There are 8 million people in the UK whose credit rating prevents them from going to High Street lenders. They are known as "sub-prime borrowers". They are forced to go to "sub-prime lenders" for their secured loans/mortgages. These are organizations/individuals who are prepared to take the higher risk in return for higher interest rates, typically 12% p.a. at present.
In the barrel-load of sub-prime lenders there are some bad apples. They take greed to a whole new level.There are lenders who don't want your arrangement to succeed; they want it to fail. They are not in the money-lending business; they are in the repossession business, which is altogether more lucrative.
I have just taken on a new case which is typical of this type of scam. The client needed a 6-month bridging loan of £75,000, pending new alternative borrowing. With fees and expenses this cost him an initial figure of £92,000. After 6 months, his new finance was not quite in place and he asked for a brief extension. The lenders were happy to oblige and slapped on a charge of £21,000. Over the next couple of months the charges kept accruing. The figure now stands at £151,000, from an initial borrowing of £75,000.

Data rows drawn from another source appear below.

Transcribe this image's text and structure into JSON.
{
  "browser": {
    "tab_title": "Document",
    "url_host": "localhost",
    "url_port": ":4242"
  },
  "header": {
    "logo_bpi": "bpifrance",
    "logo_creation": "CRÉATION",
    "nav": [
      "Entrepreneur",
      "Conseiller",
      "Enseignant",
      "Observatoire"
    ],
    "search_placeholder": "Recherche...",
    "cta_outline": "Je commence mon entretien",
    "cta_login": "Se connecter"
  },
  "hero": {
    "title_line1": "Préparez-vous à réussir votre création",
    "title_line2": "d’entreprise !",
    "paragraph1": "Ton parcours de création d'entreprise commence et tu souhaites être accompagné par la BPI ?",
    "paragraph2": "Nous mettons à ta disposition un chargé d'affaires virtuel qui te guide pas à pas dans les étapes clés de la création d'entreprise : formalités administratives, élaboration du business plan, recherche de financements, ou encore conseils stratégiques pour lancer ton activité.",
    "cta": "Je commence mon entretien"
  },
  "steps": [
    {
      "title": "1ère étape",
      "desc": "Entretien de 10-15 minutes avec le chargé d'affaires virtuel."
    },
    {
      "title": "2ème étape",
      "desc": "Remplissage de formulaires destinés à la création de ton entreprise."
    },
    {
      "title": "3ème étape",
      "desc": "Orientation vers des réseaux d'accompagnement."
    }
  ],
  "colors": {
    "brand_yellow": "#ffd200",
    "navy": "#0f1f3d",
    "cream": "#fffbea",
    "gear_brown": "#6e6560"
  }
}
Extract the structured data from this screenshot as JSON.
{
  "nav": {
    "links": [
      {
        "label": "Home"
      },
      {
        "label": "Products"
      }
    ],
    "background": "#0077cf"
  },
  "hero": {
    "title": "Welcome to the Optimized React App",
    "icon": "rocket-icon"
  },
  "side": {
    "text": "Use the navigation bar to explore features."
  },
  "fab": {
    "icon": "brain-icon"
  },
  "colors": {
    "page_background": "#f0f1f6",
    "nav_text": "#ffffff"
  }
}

I have taken them on and I am confident of a reasonable result. Most borrowers do not take them on. They sit still and watch in horror as the indebtedness rises astronomically. They are frightened and demoralised and eventually throw up their hands and say "stop! I can't stand the strain. Take the keys to the house and leave me alone." Sometimes, a year later, the lenders come back and tell them that the sale proceeds failed to cover the amount owed.....
How do you avoid this happening?
Firstly, never ever look for finance on the internet. They may be decent lenders and they may be the Mafia. Seek recommendations from people you know and trust and even then, check them out. If you think you may be in this type of situation, seek help as early as possible.
I am interested in hearing from anyone who has a story to tell